The next song is equally strong, if not greater than Ghosts. In "Down in the Valley" listeners get the first dose of Charity Thielen's vocal and violin traces, after listening to Jon Russell and Josiah Johnson trade off for most of the album. As the song conveys thoughts of living a life not-so-normal, and remaining loyal to your home town despite not being able to live there, the vocals become dissonant. Swelling piano and backup melodies begin to dominate the song, leaving the listener less concerned about the specifics, and engulfed in the feeling of the song. It's very well done.
As the album progresses, it shows several ups and downs. The ups come from album highlight "Lost in My Mind", which even MTV took time to give homage to in their Indie Music Spotlight in early 2011. The song sticks with album themes of home, places far from home, and family and friends. The band sings:
Oh, my Brother your wisdom is older than me/Well oh, my brother, don't you worry about me/How’s that brick laying coming?/How’s your engine running?/Is that bridge getting built?/Are your hands getting filled?/Won't you tell me my brother
It's moments like this that you realize The Head and The Heart are real people. They have the same feelings as anyone else who's spent too much time away from home. The song hits home and climaxes the album; which is the core issue with this debut album - the closing song is weak.
"Heaven Go Easy on Me" is perhaps the weakest song on the album. Its build is nice, but the melodic qualities of the previous nine songs are strangely missing, and the band seems lost as it sends you off. The instrumentation lacks energy and intensity for what appears to be an attempt at heavy subject matter. It’s the wrong way to end a very right debut.

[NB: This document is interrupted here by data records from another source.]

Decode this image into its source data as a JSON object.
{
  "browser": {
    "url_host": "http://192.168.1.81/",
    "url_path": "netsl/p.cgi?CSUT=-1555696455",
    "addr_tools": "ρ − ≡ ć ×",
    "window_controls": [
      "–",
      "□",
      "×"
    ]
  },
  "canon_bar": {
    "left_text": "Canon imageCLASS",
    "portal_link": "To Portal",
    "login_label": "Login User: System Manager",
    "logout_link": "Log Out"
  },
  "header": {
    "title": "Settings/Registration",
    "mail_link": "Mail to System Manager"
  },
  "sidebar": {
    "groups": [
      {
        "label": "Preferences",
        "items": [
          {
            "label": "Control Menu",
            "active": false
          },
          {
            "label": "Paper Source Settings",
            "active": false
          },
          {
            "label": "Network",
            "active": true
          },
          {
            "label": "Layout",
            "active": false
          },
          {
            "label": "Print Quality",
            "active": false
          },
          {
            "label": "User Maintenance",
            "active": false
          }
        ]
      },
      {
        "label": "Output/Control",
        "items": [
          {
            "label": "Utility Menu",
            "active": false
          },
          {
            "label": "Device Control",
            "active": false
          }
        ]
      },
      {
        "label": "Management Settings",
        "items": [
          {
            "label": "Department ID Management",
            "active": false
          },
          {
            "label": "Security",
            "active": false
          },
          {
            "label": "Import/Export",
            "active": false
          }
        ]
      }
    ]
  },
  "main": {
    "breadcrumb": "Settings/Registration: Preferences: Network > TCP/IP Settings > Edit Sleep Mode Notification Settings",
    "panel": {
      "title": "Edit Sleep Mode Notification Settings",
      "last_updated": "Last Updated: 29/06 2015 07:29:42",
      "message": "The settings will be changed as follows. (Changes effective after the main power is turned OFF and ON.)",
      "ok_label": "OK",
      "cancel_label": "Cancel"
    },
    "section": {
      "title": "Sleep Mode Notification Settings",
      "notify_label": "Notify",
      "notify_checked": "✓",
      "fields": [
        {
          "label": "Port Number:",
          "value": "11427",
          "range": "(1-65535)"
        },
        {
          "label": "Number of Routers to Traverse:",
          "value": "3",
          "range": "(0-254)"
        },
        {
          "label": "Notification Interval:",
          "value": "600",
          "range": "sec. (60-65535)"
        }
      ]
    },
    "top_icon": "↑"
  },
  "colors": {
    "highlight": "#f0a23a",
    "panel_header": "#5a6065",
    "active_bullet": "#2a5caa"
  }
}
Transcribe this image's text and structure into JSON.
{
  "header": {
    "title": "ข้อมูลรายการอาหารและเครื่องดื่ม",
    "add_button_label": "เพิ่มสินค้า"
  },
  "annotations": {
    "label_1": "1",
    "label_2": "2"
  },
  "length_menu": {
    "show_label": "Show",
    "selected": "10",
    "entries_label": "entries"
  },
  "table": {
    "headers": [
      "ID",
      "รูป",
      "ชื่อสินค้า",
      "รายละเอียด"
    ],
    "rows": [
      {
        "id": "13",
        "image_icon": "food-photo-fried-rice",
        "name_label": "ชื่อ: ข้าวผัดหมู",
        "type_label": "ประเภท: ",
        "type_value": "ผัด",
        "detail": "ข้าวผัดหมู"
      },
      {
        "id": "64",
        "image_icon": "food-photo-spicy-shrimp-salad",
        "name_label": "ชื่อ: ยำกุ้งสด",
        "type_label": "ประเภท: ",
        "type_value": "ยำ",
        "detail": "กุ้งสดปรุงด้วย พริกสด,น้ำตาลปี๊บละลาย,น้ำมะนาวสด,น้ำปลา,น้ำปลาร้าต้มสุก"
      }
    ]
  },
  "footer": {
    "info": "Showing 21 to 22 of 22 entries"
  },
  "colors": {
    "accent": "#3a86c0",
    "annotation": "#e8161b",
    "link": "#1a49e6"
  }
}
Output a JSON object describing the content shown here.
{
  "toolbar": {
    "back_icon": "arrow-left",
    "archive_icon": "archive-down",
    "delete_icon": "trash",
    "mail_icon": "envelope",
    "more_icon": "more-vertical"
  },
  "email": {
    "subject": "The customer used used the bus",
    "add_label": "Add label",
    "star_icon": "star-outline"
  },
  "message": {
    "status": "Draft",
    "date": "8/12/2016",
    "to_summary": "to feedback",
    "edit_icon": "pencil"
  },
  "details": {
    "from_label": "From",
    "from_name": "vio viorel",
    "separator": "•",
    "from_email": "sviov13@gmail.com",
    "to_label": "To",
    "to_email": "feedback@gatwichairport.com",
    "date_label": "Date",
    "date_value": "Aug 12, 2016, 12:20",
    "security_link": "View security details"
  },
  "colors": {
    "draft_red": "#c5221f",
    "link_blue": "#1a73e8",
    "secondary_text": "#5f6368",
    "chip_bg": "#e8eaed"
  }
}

So do The Head and The Heart please Sub Pop loyalists? I would say, yes, for the most part. It won't change music. It won't create masses of cult fans. It won't lead to many copycats. What it will do is please the ears, and give its listener some uplifting tunes to add to their regular repertoire. The debut album for this five part alternative-folk group has more heart than headache, much more in fact. It's quite the promising start.